#### What is expected:
Each entry needs to be restated exactly as written.

[Website and app data records]

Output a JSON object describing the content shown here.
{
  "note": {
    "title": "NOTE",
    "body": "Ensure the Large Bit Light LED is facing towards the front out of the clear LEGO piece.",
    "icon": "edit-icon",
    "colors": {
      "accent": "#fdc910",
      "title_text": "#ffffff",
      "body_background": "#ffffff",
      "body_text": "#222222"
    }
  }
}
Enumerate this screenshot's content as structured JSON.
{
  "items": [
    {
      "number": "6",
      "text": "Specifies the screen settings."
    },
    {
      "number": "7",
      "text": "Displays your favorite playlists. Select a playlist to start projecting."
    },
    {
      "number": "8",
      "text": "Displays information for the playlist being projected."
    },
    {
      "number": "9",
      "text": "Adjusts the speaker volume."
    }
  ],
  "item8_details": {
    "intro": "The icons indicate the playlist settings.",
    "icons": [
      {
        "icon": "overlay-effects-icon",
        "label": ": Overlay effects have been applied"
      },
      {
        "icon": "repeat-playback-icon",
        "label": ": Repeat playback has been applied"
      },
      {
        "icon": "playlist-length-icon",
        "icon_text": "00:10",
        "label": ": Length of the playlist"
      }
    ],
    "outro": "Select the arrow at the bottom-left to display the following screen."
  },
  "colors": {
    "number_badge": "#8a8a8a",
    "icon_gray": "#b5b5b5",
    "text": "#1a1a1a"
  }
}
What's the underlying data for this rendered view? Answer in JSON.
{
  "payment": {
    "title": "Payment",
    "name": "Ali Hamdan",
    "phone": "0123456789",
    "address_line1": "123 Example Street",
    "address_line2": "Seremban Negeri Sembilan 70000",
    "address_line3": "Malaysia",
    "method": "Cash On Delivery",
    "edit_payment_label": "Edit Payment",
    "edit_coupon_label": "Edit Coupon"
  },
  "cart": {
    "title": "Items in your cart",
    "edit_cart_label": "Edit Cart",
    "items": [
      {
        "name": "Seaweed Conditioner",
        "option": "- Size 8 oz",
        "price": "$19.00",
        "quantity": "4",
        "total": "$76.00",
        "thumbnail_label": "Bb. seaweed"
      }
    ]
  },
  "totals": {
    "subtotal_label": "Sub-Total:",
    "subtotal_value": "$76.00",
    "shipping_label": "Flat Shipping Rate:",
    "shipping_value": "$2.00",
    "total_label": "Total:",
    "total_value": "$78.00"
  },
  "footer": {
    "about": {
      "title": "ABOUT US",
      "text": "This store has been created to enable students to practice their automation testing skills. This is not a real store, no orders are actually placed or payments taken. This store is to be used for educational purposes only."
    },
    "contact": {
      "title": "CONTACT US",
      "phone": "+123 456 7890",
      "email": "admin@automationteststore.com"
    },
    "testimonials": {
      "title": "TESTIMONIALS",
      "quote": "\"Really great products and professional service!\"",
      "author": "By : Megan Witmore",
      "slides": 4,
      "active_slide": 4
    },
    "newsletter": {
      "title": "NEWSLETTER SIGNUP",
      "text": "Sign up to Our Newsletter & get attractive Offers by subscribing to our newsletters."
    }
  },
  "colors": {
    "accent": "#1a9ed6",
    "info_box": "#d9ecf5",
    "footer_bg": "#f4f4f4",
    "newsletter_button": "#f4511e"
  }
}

#### The answer:
Output a JSON object describing the content shown here.
{
  "note": {
    "title": "NOTE",
    "body": "Ensure the Large Bit Light LED is facing towards the front out of the clear LEGO piece.",
    "icon": "edit-icon",
    "colors": {
      "accent": "#fdc910",
      "title_text": "#ffffff",
      "body_background": "#ffffff",
      "body_text": "#222222"
    }
  }
}
Enumerate this screenshot's content as structured JSON.
{
  "items": [
    {
      "number": "6",
      "text": "Specifies the screen settings."
    },
    {
      "number": "7",
      "text": "Displays your favorite playlists. Select a playlist to start projecting."
    },
    {
      "number": "8",
      "text": "Displays information for the playlist being projected."
    },
    {
      "number": "9",
      "text": "Adjusts the speaker volume."
    }
  ],
  "item8_details": {
    "intro": "The icons indicate the playlist settings.",
    "icons": [
      {
        "icon": "overlay-effects-icon",
        "label": ": Overlay effects have been applied"
      },
      {
        "icon": "repeat-playback-icon",
        "label": ": Repeat playback has been applied"
      },
      {
        "icon": "playlist-length-icon",
        "icon_text": "00:10",
        "label": ": Length of the playlist"
      }
    ],
    "outro": "Select the arrow at the bottom-left to display the following screen."
  },
  "colors": {
    "number_badge": "#8a8a8a",
    "icon_gray": "#b5b5b5",
    "text": "#1a1a1a"
  }
}
What's the underlying data for this rendered view? Answer in JSON.
{
  "payment": {
    "title": "Payment",
    "name": "Ali Hamdan",
    "phone": "0123456789",
    "address_line1": "123 Example Street",
    "address_line2": "Seremban Negeri Sembilan 70000",
    "address_line3": "Malaysia",
    "method": "Cash On Delivery",
    "edit_payment_label": "Edit Payment",
    "edit_coupon_label": "Edit Coupon"
  },
  "cart": {
    "title": "Items in your cart",
    "edit_cart_label": "Edit Cart",
    "items": [
      {
        "name": "Seaweed Conditioner",
        "option": "- Size 8 oz",
        "price": "$19.00",
        "quantity": "4",
        "total": "$76.00",
        "thumbnail_label": "Bb. seaweed"
      }
    ]
  },
  "totals": {
    "subtotal_label": "Sub-Total:",
    "subtotal_value": "$76.00",
    "shipping_label": "Flat Shipping Rate:",
    "shipping_value": "$2.00",
    "total_label": "Total:",
    "total_value": "$78.00"
  },
  "footer": {
    "about": {
      "title": "ABOUT US",
      "text": "This store has been created to enable students to practice their automation testing skills. This is not a real store, no orders are actually placed or payments taken. This store is to be used for educational purposes only."
    },
    "contact": {
      "title": "CONTACT US",
      "phone": "+123 456 7890",
      "email": "admin@automationteststore.com"
    },
    "testimonials": {
      "title": "TESTIMONIALS",
      "quote": "\"Really great products and professional service!\"",
      "author": "By : Megan Witmore",
      "slides": 4,
      "active_slide": 4
    },
    "newsletter": {
      "title": "NEWSLETTER SIGNUP",
      "text": "Sign up to Our Newsletter & get attractive Offers by subscribing to our newsletters."
    }
  },
  "colors": {
    "accent": "#1a9ed6",
    "info_box": "#d9ecf5",
    "footer_bg": "#f4f4f4",
    "newsletter_button": "#f4511e"
  }
}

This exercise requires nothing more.